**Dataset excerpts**
══════════

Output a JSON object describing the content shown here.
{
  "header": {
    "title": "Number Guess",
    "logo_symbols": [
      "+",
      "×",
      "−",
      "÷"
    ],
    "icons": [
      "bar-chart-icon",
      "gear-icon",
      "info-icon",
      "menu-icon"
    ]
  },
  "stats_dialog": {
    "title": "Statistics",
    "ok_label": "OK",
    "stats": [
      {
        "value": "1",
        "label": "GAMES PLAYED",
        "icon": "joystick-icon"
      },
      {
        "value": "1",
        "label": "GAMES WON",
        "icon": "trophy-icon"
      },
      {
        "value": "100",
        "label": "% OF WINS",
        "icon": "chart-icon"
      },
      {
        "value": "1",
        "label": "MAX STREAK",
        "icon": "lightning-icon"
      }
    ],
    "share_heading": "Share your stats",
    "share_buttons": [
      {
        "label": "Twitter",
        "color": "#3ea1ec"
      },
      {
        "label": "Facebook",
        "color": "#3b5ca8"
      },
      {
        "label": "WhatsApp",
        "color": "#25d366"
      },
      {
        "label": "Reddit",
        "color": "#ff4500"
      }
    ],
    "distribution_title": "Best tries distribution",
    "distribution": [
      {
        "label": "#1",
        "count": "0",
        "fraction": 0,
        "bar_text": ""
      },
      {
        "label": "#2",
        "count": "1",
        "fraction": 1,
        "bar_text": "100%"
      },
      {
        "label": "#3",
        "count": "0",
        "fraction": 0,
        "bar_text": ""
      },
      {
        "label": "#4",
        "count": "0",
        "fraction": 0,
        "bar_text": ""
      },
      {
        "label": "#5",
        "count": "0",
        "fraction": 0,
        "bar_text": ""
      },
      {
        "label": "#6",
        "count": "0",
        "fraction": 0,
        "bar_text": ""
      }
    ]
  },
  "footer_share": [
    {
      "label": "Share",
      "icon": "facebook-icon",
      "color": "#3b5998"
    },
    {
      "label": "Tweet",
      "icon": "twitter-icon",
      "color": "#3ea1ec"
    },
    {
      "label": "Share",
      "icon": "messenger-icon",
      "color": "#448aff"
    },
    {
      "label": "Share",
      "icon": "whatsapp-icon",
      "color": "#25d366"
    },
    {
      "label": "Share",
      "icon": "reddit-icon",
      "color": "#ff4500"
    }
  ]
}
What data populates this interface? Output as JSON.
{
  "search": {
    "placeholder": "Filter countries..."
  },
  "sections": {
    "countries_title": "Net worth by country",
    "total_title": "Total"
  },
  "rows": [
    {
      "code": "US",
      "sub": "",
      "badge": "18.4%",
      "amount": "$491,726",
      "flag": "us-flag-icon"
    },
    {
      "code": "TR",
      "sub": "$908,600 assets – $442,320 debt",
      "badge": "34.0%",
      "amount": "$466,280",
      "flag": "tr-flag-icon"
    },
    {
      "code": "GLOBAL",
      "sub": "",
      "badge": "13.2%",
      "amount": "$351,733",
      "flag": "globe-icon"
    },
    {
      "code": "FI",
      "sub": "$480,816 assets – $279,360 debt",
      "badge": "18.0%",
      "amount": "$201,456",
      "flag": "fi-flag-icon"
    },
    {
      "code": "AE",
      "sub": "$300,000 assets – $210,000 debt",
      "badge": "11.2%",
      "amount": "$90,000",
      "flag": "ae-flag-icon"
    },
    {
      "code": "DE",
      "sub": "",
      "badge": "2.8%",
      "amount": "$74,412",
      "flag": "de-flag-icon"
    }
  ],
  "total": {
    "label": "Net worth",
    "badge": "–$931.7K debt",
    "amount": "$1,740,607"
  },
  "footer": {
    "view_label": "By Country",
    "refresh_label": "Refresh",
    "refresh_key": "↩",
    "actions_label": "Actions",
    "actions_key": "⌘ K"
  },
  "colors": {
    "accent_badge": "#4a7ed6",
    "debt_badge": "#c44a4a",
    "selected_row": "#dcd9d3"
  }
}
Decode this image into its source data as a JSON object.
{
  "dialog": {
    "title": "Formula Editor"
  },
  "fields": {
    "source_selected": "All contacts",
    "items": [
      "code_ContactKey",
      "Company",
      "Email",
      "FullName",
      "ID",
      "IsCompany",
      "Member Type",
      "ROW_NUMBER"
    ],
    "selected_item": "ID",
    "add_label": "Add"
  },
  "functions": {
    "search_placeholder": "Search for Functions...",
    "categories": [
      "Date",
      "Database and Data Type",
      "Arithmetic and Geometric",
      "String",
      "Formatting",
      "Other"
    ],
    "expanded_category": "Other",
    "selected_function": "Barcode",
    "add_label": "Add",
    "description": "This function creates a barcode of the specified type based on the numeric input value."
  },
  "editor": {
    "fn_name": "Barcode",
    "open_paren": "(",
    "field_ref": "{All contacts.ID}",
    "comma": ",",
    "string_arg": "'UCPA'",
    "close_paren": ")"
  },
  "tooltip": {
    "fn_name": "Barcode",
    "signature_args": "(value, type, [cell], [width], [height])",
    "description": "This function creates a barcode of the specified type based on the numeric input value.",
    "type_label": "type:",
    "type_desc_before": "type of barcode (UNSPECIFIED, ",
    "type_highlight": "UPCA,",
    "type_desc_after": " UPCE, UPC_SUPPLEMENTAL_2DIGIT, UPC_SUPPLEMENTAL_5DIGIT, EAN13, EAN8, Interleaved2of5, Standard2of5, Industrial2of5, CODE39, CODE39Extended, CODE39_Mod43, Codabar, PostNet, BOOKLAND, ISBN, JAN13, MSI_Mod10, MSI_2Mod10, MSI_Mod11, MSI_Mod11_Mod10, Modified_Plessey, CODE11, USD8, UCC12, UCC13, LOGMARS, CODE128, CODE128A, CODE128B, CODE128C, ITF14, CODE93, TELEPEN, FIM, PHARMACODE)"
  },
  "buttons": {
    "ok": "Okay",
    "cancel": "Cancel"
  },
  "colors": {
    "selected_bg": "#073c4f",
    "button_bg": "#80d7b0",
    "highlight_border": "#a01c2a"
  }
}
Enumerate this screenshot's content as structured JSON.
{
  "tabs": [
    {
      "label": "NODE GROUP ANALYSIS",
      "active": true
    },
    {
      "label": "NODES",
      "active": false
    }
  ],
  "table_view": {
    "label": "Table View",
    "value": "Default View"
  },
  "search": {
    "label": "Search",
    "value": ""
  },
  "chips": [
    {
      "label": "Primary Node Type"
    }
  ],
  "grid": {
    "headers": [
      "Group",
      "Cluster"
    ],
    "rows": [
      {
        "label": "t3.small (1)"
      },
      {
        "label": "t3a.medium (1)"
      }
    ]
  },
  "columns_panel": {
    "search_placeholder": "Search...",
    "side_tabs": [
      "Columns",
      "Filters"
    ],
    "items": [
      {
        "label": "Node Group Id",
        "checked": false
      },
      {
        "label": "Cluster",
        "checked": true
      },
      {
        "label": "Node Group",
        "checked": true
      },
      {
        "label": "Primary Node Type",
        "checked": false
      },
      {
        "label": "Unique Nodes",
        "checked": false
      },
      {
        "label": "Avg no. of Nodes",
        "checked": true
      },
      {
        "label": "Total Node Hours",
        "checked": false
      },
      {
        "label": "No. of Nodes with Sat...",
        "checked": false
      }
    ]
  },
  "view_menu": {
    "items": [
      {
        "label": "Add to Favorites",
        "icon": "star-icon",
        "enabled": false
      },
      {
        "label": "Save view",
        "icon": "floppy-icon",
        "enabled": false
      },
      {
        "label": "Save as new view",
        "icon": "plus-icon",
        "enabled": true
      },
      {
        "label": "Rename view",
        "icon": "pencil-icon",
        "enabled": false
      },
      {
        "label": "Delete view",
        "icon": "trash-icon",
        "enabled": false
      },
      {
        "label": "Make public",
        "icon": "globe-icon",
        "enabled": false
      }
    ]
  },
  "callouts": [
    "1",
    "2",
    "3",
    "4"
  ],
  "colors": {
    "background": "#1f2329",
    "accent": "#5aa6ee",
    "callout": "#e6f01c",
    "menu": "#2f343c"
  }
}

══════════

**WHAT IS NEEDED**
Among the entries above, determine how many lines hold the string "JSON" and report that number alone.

**ANSWER**
4